HPV, also known as the human papillomavirus, and is the most common sexually transmitted virus in the United States. HPV affects more than 20 million people in the U.S. with 6.2 million more people being infected each year. Currently, there are around 40 types of HPV, and while most HPV infections don’t cause any symptoms and clear up on their own, HPV awareness is important as the virus can cause cervical cancer in women. Each year in the United States, 10,000 women are diagnosed with cervical cancer and around 3,700 will die from it. The HPV vaccine is available to women in an effort to protect against the potentially devastating consequences of the virus.
What is the HPV Vaccine?
The HPV vaccine is an inactive vaccine that protects against four of the major types of HPV. The vaccine protects against two types of HPV strains that are linked to cervical cancer as well as two that are linked to genital warts. While the vaccine can protect against four major types of HPV, the vaccine will not protect against all HPV types and won’t prevent all types of cervical cancer. The HPV vaccine can protect up to 70 percent of cervical cancers, but women should still continue to get screened for cervical cancer.
Who Should Get Vaccinated?

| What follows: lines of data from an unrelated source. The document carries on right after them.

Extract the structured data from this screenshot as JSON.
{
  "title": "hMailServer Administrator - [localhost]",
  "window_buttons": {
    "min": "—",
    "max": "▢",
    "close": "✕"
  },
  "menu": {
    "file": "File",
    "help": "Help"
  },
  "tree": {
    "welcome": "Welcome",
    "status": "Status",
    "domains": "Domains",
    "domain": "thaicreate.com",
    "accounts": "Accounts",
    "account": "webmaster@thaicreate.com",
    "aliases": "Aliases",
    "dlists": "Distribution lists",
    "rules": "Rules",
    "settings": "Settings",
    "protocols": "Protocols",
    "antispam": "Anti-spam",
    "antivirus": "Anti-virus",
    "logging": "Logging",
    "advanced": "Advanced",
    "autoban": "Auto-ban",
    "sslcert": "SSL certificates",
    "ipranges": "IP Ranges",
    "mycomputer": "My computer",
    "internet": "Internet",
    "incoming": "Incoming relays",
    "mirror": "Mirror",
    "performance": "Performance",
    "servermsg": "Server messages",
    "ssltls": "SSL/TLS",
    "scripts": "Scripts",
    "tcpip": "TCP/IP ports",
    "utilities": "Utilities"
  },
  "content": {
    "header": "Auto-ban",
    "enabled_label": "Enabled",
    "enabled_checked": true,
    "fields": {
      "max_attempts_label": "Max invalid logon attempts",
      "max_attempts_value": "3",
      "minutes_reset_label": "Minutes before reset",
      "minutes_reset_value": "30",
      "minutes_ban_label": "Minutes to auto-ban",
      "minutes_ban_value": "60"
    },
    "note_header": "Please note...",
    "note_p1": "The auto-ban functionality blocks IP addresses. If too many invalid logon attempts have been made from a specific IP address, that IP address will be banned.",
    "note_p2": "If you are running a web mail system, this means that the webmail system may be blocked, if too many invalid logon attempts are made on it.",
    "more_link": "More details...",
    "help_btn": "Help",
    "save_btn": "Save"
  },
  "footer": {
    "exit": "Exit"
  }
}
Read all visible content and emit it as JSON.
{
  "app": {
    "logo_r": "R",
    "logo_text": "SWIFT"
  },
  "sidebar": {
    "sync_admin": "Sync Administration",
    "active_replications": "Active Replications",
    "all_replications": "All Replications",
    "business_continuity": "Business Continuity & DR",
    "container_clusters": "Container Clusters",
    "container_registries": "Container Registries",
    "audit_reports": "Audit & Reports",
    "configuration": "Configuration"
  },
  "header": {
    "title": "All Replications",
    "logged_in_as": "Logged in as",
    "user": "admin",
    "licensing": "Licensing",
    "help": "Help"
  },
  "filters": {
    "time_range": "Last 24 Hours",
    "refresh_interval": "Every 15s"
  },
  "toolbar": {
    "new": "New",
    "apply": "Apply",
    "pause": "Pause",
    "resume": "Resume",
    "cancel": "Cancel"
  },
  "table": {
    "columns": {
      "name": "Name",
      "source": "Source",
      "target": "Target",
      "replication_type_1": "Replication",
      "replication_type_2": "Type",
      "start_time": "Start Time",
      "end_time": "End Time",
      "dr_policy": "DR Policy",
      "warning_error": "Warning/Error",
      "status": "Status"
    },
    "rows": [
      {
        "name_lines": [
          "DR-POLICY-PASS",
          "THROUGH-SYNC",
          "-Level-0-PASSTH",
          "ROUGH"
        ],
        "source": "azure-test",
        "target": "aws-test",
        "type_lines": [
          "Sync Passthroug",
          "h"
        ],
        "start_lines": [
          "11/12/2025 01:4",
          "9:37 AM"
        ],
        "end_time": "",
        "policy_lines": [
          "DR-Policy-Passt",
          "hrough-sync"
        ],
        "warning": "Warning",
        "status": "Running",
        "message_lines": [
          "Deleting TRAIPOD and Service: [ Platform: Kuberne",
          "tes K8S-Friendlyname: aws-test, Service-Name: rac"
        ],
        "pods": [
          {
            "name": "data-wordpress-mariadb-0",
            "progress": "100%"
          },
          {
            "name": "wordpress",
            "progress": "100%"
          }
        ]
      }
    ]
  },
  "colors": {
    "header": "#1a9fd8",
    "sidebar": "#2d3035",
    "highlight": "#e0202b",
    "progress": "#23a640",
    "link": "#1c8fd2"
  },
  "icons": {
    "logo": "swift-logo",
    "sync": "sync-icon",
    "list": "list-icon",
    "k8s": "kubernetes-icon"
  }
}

The HPV vaccine can benefit many. Typically, the vaccine is recommended for girls who are 11 or 12 years or older, but some doctors will administer the vaccine to girls as young as 9 years old. The HPV4 vaccine, which is recommended for the prevention of genital warts in girls, may also be administered to boys between the ages of 9 and 26. The HPV vaccine is available to girls at a young age because it is crucial for them to be vaccinated before they are potentially exposed to HPV through sexual contact. While it is recommended for young girls, females between the ages of 13 and 26 who didn’t receive the vaccine when they were younger are urged to get it.
How is the HPV Vaccine Administered?
The HPV vaccine is a series of three shows administered by your primary care doctor or a gynecologist.
First Dose: As soon as possible.
Second Dose: This dose is administered two months after the first dose.
Third Dose: This dose is administered six months after the first dose.
While this is how the HPV vaccine is typically administered, if you have a life-threatening allergy to yeast or any other component of the HPV vaccine, you should tell your doctor right away and avoid the vaccine. Similarly, pregnant women should not get the HPV vaccine. Although the vaccine appears safe for both mother and baby, further testing needs to be done.
Get Protected Against HPV
HPV and cervical cancer affects millions of women each year, but you don’t have to be another statistic. To learn more about HPV and how you can protect yourself, call the OB-GYN Women’s Centre today. We are dedicated to providing you with all of the gynecological information you need to keep yourself informed and protected. Learn more about the services we offer, or contact us today to schedule an appointment.